5 Hair Care Habits to Break Immediately (and What to Do Instead)
We’re all experts on our own hair. Whether you’re all about the products, a styling whiz or a natural girl through and through, by now, you probably know what works best for you—and plan on sticking to it.
But everyone’s guilty of a few bad hair habits, and in some cases what works today might be harming your hair in the long-term. Here are five haircare “don’ts” to quit cold turkey, and what experts suggest you do instead.
The Habit: Brushing from the roots to the end:
It’s probably second nature to run the brush through your hair in a flash. But when was the last time you really thought about how you brush your hair?
According to the American Hair Loss Association, aggressive brushing, teasing and general roughness on your hair can weaken and strip away the cuticle, causing breakage. Plus, pulling hard on long strands can damage the hair even more. So be gentle, and avoid teasing and over-brushing.
The best way to be more mindful? Switch the direction of your brushing technique, starting from ends to roots (rather than the other way around). Hold a small section of hair toward the ends, and carefully brush below your hand. Then, move up the strands until you reach the roots—and repeat depending on the thickness of your hair. That way, you’re forced to have a softer touch.
The Habit: Daily touch-ups with your straightener.
When it comes to extending a good hair day, a quick five minutes of ironing seems harmless enough. But the truth is, any time you apply heat to dry hair, you’re causing damage. Put simply, straighteners and curlers suck the natural moisture out of your hair, making it less elastic (and a lot more breakable).
In a perfect world, we’d all give up heat tools—but in ours, we don’t expect you to drop them altogether. We do recommend limiting yourself to once or twice a week, however, to keep damage to a minimum. Also important: always apply a heat protectant and make sure you’re using tools with temperature gauges (set to low, please!).
The Habit: Rubbing your hair with a towel.
Photo credit: Shutterstock
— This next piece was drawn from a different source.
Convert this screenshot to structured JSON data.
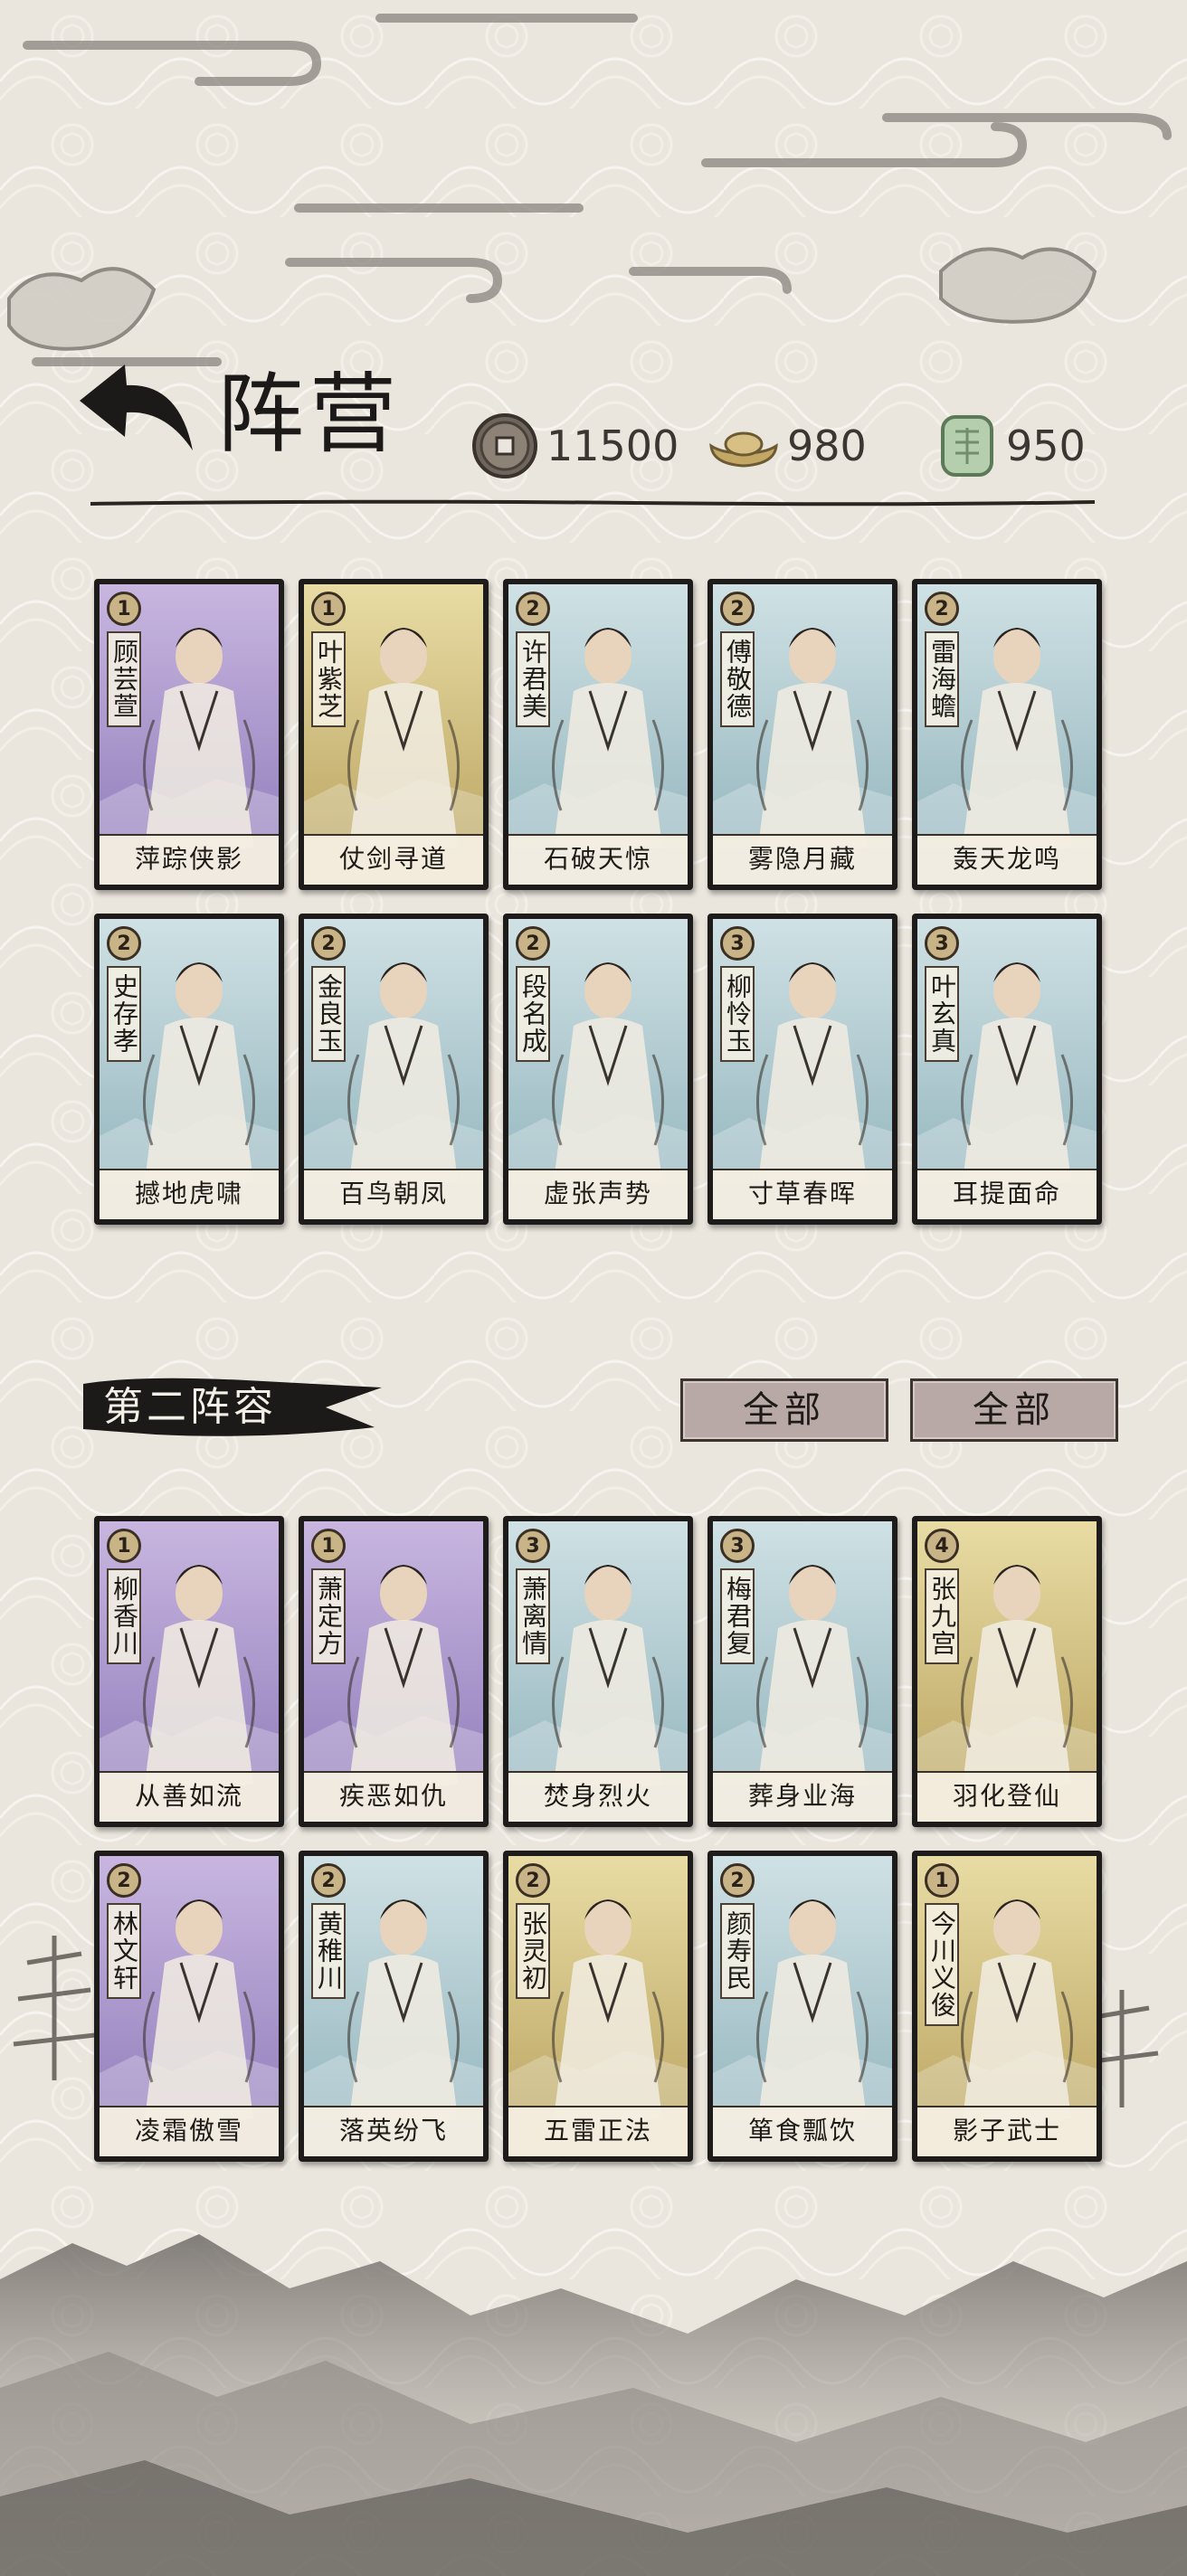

If you’ve mastered the art of giving yourself a full week-day morning blowout and getting to work on time, you’re more skilled than we are. What’s more realistic? Jumping out of the shower, giving our hair the quick towel treatment and heading out the door.
But while saving time is great, rubbing hair with a rough cotton towel can cause serious damage. (In fact, the American Academy of Dermatology named it a top ten hair “don’t”). It may seem harmless, but hair is much more susceptible to breakage when it’s wet. And friction from a towel wreaks havoc on those fragile strands.
The solution: try not to brush wet hair after the shower, and use wide-tooth, seamless combs if you must detangle. Then, wrap it in an ultra-fine, quick-drying hair towel or turban and let it dry gently while you work on your makeup or sip a cup of tea.
The Habit: Skipping your brush cleaning.
Photo credit: Shutterstock
We all know how important it is to clean our makeup brushes, but rarely pay the same attention to hair tools. As the world-renowned trichologists at Philip Kingsley explain, brushes and combs can be a breeding ground for dirt—and if we don’t clean them often enough, we wind up brushing it all back into our hair. Lovely.
Make cleaning your brushes regularly a part of your monthly routine. Beauty blogger Michelle Phan recommends removing all of the hair collected in the bristles first, then soaking the brush in a bowl of warm water and a couple of drops of shampoo. Remove any other hair that might’ve loosened, and lay it flat to dry.
The Habit: Over-relying on the messy bun.
It’s a timeless style for a reason: the messy bun is classic, easy and works for many of hair types. But buns and their updo counterparts (the ponytail and the braid) can tug on the hair and create tension, leading to breakage, says the AAD. And, if the tension continues, it can cause permanent hair loss down the line. Man buns are, sadly, no exception.
We’ll always be fans of these tried-and-true favorites, but to keep your hair safe, try lowering their height to release tension around the hairline. And whenever possible, go au natural and leave it loose—there’s no better feeling than letting your hair do its thing.